_WHAT YOU ARE ASKED TO DO_. The output should be limited to the line holding "Convert this screenshot" and the lines after it through the end of the entries, each restated exactly.
Segment Open
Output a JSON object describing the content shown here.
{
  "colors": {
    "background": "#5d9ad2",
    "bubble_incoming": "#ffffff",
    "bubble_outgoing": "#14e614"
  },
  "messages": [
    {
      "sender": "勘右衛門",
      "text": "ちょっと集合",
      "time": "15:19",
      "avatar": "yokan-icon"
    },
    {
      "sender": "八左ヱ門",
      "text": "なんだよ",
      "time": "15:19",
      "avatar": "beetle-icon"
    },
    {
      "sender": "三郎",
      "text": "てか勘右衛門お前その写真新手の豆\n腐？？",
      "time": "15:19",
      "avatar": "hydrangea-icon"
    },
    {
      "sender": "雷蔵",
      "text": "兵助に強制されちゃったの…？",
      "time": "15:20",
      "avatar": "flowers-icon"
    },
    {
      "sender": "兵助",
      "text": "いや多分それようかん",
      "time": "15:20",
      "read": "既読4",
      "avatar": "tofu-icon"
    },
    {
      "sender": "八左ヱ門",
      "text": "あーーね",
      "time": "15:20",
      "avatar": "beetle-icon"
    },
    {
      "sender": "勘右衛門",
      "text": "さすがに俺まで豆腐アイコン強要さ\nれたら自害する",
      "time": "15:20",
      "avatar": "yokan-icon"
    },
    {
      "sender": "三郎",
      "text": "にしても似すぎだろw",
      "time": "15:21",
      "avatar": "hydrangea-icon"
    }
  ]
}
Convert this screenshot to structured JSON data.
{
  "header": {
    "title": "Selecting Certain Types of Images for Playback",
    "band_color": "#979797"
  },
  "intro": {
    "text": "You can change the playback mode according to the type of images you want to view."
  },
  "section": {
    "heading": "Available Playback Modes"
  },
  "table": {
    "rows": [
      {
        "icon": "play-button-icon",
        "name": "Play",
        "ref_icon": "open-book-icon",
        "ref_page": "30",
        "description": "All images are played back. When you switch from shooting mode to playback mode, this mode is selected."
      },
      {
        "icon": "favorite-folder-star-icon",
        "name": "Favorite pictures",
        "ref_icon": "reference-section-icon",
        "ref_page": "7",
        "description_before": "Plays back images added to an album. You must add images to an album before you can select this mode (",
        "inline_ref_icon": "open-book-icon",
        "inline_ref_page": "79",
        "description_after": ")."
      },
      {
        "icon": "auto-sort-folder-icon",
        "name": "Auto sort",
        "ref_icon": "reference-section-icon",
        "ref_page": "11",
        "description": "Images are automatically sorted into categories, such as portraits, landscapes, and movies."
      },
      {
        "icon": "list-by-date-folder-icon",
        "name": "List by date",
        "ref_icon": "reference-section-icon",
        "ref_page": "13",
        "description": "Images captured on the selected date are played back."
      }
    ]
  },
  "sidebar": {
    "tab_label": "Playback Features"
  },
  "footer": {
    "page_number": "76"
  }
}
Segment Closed
_ANSWER TO THE PROBLEM_.
Convert this screenshot to structured JSON data.
{
  "header": {
    "title": "Selecting Certain Types of Images for Playback",
    "band_color": "#979797"
  },
  "intro": {
    "text": "You can change the playback mode according to the type of images you want to view."
  },
  "section": {
    "heading": "Available Playback Modes"
  },
  "table": {
    "rows": [
      {
        "icon": "play-button-icon",
        "name": "Play",
        "ref_icon": "open-book-icon",
        "ref_page": "30",
        "description": "All images are played back. When you switch from shooting mode to playback mode, this mode is selected."
      },
      {
        "icon": "favorite-folder-star-icon",
        "name": "Favorite pictures",
        "ref_icon": "reference-section-icon",
        "ref_page": "7",
        "description_before": "Plays back images added to an album. You must add images to an album before you can select this mode (",
        "inline_ref_icon": "open-book-icon",
        "inline_ref_page": "79",
        "description_after": ")."
      },
      {
        "icon": "auto-sort-folder-icon",
        "name": "Auto sort",
        "ref_icon": "reference-section-icon",
        "ref_page": "11",
        "description": "Images are automatically sorted into categories, such as portraits, landscapes, and movies."
      },
      {
        "icon": "list-by-date-folder-icon",
        "name": "List by date",
        "ref_icon": "reference-section-icon",
        "ref_page": "13",
        "description": "Images captured on the selected date are played back."
      }
    ]
  },
  "sidebar": {
    "tab_label": "Playback Features"
  },
  "footer": {
    "page_number": "76"
  }
}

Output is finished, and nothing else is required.